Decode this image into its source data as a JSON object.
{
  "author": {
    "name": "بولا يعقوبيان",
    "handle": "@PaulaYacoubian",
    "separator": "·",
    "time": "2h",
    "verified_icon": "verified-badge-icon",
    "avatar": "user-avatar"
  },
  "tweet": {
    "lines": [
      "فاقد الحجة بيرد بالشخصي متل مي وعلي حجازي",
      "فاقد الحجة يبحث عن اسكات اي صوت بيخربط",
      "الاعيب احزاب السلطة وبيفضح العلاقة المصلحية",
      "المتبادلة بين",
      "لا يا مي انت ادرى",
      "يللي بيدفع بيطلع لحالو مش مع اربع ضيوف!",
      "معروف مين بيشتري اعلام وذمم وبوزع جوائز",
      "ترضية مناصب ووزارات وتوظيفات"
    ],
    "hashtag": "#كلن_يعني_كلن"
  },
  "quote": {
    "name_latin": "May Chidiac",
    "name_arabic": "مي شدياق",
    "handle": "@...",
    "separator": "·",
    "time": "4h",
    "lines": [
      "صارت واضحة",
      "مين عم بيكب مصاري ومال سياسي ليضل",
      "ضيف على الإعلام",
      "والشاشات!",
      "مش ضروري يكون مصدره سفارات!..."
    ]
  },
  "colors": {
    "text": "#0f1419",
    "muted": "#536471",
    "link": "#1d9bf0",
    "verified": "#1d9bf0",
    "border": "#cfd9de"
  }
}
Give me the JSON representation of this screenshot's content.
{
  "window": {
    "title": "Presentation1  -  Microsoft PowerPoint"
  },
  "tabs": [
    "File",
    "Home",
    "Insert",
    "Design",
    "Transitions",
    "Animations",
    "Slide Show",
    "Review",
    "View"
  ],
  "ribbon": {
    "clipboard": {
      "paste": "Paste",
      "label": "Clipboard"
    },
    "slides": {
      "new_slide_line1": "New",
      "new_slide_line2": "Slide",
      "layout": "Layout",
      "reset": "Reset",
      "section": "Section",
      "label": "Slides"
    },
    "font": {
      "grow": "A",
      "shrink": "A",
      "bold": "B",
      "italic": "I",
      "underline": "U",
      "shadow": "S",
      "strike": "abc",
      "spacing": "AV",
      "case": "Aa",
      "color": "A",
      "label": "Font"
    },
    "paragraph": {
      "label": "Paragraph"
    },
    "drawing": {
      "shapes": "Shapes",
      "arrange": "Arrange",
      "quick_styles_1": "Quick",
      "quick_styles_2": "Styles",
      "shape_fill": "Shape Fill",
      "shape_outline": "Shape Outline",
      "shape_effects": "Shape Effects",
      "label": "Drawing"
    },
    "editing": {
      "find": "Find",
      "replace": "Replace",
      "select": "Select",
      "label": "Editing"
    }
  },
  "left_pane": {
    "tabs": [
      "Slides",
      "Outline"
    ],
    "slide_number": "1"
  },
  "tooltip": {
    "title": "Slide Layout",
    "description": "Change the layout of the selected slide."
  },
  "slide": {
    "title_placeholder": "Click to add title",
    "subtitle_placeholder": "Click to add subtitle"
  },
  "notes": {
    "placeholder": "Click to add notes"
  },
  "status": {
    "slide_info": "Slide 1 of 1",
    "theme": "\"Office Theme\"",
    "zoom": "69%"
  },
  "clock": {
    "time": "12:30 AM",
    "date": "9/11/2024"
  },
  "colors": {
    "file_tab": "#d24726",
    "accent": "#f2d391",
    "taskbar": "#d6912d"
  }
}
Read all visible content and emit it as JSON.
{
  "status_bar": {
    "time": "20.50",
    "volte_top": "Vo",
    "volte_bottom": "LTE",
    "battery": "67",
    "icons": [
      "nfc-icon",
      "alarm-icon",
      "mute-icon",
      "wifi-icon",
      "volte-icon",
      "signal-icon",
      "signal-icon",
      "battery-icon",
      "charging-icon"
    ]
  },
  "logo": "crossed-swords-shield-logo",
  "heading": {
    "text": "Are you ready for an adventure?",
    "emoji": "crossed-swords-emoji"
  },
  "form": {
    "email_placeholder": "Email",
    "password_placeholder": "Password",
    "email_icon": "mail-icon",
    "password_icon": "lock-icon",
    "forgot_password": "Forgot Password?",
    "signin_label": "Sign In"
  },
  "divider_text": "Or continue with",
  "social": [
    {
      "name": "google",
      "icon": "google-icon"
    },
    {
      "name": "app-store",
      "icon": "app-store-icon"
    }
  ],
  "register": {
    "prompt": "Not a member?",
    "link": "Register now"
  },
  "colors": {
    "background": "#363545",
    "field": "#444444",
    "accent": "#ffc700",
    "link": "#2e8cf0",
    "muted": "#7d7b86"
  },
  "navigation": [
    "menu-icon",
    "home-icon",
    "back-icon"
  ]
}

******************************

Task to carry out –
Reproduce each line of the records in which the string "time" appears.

Task response –
    "time": "2h",
    "time": "4h",
    "time": "12:30 AM",
    "time": "20.50",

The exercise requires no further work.